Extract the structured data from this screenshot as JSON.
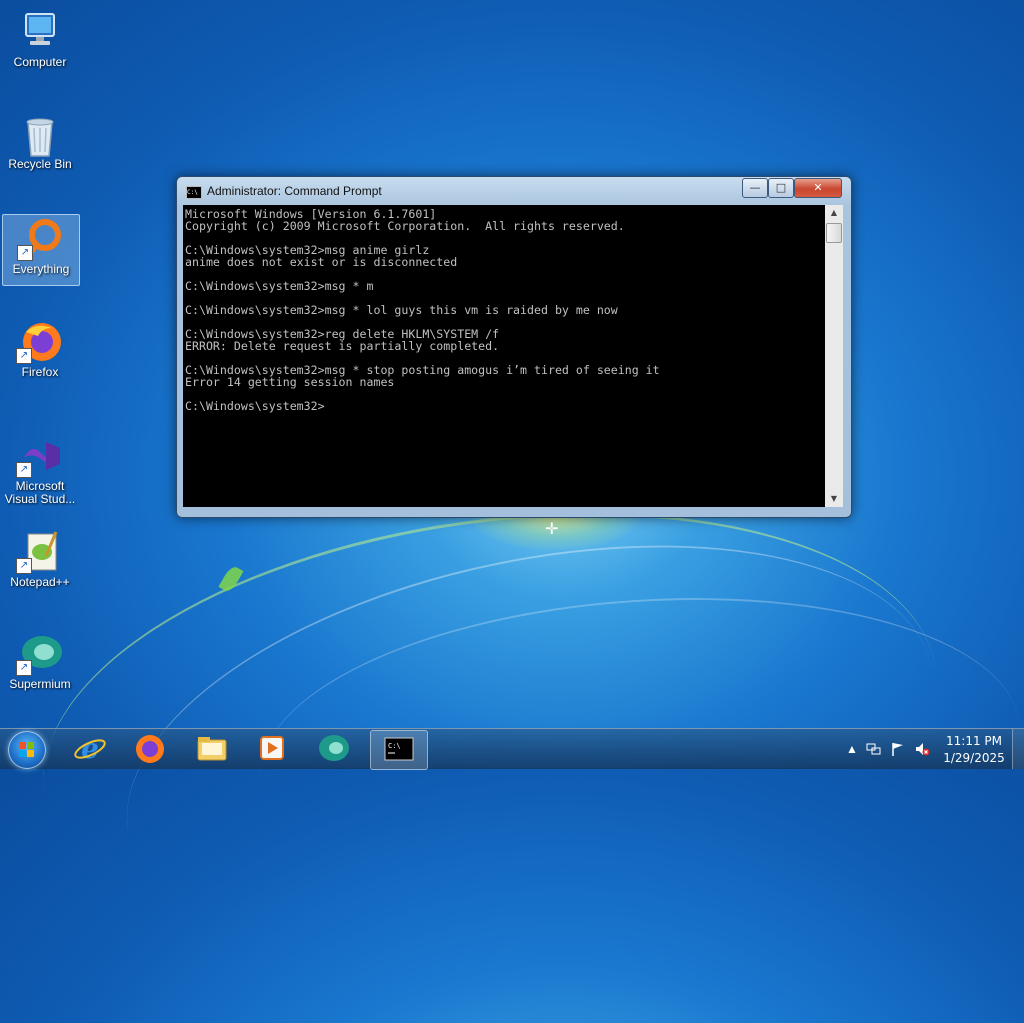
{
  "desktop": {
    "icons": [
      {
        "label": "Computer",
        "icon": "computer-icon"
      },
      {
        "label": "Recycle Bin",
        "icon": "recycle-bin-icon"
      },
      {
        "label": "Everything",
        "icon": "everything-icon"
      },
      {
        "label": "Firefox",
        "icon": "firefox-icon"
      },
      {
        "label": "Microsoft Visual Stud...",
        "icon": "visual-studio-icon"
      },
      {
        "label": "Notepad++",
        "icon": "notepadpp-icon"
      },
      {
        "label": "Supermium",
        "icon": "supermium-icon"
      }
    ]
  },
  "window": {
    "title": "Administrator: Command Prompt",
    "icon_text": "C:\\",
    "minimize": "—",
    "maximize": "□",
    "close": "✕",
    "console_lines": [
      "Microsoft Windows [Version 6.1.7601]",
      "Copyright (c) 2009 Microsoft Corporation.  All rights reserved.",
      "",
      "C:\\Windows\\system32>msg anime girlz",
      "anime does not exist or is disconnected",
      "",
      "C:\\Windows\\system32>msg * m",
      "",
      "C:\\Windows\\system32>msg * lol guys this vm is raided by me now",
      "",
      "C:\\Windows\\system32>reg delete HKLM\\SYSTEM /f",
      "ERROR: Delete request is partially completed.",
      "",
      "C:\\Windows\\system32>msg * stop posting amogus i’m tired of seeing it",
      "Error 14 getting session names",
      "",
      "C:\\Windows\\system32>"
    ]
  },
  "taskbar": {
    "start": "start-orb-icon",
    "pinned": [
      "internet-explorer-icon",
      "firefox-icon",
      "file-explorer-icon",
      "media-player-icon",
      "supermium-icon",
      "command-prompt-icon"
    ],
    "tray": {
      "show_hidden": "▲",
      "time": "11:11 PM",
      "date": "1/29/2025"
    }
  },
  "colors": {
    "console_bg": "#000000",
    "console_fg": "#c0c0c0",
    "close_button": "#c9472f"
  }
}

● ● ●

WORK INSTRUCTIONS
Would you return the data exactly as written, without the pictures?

RESPONSE TO THE EXERCISE
Extract the structured data from this screenshot as JSON.
{
  "desktop": {
    "icons": [
      {
        "label": "Computer",
        "icon": "computer-icon"
      },
      {
        "label": "Recycle Bin",
        "icon": "recycle-bin-icon"
      },
      {
        "label": "Everything",
        "icon": "everything-icon"
      },
      {
        "label": "Firefox",
        "icon": "firefox-icon"
      },
      {
        "label": "Microsoft Visual Stud...",
        "icon": "visual-studio-icon"
      },
      {
        "label": "Notepad++",
        "icon": "notepadpp-icon"
      },
      {
        "label": "Supermium",
        "icon": "supermium-icon"
      }
    ]
  },
  "window": {
    "title": "Administrator: Command Prompt",
    "icon_text": "C:\\",
    "minimize": "—",
    "maximize": "□",
    "close": "✕",
    "console_lines": [
      "Microsoft Windows [Version 6.1.7601]",
      "Copyright (c) 2009 Microsoft Corporation.  All rights reserved.",
      "",
      "C:\\Windows\\system32>msg anime girlz",
      "anime does not exist or is disconnected",
      "",
      "C:\\Windows\\system32>msg * m",
      "",
      "C:\\Windows\\system32>msg * lol guys this vm is raided by me now",
      "",
      "C:\\Windows\\system32>reg delete HKLM\\SYSTEM /f",
      "ERROR: Delete request is partially completed.",
      "",
      "C:\\Windows\\system32>msg * stop posting amogus i’m tired of seeing it",
      "Error 14 getting session names",
      "",
      "C:\\Windows\\system32>"
    ]
  },
  "taskbar": {
    "start": "start-orb-icon",
    "pinned": [
      "internet-explorer-icon",
      "firefox-icon",
      "file-explorer-icon",
      "media-player-icon",
      "supermium-icon",
      "command-prompt-icon"
    ],
    "tray": {
      "show_hidden": "▲",
      "time": "11:11 PM",
      "date": "1/29/2025"
    }
  },
  "colors": {
    "console_bg": "#000000",
    "console_fg": "#c0c0c0",
    "close_button": "#c9472f"
  }
}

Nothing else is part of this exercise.